Who has it and when do they get it? 

From the age of 15, young people can get their own Medicare card and can attend a doctor’s appointment without their parents’ consent. 

Health professionals encourage young people to obtain their own Medicare card from the age of 15 as it promotes awareness and understanding of the health care system and how funding arrangements work. 

This is also a good time to make sure you update your diabetes knowledge and find out any new diabetes information that may be out there.  

Your parents can’t help you manage your diabetes forever.  Taking actions to manage your own diabetes will help you live your life to the full!

How your doctor/clinic appointments are paid for:

Transitional care: How can it happen?

 There are many different ways transition to adult services can occur: 

Your paediatric service transfers you to adult services

Your paediatric service provides you with the information and you transfer yourself

Your clinic/doctor offers both paediatric and adult services

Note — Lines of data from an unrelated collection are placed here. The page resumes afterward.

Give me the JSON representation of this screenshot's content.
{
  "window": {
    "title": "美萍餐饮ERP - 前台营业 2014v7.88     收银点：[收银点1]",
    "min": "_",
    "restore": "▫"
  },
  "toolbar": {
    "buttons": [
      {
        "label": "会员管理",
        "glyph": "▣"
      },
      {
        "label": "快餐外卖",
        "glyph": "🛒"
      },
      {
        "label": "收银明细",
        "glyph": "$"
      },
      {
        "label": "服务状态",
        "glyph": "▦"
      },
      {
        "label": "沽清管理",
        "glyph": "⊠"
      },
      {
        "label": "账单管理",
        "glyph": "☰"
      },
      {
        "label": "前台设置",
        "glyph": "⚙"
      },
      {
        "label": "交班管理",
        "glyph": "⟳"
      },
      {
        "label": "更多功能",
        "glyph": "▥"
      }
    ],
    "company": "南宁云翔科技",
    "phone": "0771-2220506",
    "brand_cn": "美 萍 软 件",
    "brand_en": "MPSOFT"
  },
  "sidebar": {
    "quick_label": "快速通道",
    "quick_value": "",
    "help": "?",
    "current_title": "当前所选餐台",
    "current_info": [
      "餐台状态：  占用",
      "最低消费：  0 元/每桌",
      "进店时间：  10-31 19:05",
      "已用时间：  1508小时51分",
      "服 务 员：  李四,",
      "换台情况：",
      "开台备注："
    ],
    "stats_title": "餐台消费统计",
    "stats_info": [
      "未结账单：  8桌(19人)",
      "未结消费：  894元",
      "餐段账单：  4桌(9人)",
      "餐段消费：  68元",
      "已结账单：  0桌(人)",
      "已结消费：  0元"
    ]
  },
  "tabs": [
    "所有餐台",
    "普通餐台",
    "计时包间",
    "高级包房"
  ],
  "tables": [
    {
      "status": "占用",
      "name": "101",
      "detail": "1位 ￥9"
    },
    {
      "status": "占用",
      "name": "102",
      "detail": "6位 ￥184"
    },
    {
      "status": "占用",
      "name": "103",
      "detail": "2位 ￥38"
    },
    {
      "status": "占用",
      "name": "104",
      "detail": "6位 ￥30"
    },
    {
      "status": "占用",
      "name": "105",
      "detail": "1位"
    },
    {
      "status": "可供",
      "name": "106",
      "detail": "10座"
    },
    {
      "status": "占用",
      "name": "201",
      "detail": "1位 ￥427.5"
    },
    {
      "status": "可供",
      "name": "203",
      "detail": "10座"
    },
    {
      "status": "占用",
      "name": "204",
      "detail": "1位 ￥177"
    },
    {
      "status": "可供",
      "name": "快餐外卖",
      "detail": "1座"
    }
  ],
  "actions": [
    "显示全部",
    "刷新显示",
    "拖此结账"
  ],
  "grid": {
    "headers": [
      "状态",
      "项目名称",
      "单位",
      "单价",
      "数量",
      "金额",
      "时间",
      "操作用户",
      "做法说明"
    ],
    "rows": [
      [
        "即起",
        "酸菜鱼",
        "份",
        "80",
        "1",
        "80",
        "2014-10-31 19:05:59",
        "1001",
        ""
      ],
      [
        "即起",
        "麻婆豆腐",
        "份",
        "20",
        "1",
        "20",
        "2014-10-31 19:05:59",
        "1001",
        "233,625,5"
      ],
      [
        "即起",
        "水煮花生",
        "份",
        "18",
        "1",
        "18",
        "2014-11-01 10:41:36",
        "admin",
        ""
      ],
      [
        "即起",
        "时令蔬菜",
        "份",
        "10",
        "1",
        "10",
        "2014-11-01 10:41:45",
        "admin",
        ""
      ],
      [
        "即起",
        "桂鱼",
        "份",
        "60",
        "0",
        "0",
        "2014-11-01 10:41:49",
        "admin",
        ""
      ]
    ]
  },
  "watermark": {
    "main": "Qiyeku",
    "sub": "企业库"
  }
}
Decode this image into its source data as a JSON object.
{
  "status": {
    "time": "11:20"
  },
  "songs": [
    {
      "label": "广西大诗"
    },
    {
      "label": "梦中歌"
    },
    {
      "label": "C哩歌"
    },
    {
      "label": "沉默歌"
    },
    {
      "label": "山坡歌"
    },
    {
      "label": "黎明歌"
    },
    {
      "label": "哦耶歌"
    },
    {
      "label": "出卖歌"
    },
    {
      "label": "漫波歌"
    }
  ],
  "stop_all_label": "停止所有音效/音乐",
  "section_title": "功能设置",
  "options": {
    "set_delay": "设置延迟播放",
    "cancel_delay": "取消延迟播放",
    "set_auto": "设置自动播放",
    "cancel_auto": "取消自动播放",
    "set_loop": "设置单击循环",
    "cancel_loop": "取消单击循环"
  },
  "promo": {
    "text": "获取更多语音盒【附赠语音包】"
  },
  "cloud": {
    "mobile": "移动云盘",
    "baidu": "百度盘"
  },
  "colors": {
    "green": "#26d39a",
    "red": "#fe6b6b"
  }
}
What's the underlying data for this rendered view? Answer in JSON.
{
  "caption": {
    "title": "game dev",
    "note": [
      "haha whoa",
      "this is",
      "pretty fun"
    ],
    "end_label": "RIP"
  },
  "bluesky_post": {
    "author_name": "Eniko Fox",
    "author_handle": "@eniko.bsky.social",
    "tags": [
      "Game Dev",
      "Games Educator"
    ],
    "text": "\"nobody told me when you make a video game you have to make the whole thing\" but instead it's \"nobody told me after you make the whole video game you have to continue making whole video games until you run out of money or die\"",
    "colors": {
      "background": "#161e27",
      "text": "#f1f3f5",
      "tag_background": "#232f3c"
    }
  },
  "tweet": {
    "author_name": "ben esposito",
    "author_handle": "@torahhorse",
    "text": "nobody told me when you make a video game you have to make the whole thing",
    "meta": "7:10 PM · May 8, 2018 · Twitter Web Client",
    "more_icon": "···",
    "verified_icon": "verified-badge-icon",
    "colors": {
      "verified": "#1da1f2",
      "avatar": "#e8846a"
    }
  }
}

  • attends first few appointments with you
  • helps with transfer of information to new team
  • appointment usually arranged for you
  • attend on a set day with transitioning patients
  • Information and referral letter provided to you
  • You arrange the appointment yourself
  • Dr may start to talk to you without your parents in the room
  • You gradually take responsibility for making appointments, how they are paid for and getting pathology (blood) tests done


Need more info about how Transition happens?

 Download the factsheet...

 When will I Transition?

 Generally there are three main approaches to transition.

1.  Transfer to adult services towards the end of schooling (17 to 18 yrs)

Patients remain in care of paediatric service until around the end of secondary school and similar to leaving school, the transition to adult medical service also occurs.

2. Transfer to adult services in mid adolescence (14 to 16)

Transfer to adult services occurs in early teenage years.  This is so that by the time the young person is facing the end of school, they are well established in the adult health care system and have a good understanding of how to manage their diabetes as they begin to accept more responsibility in other areas of their life.

3.   Transfer to an adolescent and young adult clinic within an adult hospital (15- 18 yrs)

Some clinics and doctors are able to offer an ‘intermediate’ service where young people can be seen at a transition clinic – usually targeted at the 15-20 year old age group.  These services are designed to meet the needs of young people (after hour’s appointments, access to blood testing on site, sms reminders etc.).  Patients are then transferred to adult services when they are ready, or when they reach the upper age limit for the transition clinic.  

The age that you finally transfer will depend on your individual needs and whether there is an adult diabetes service available in your area.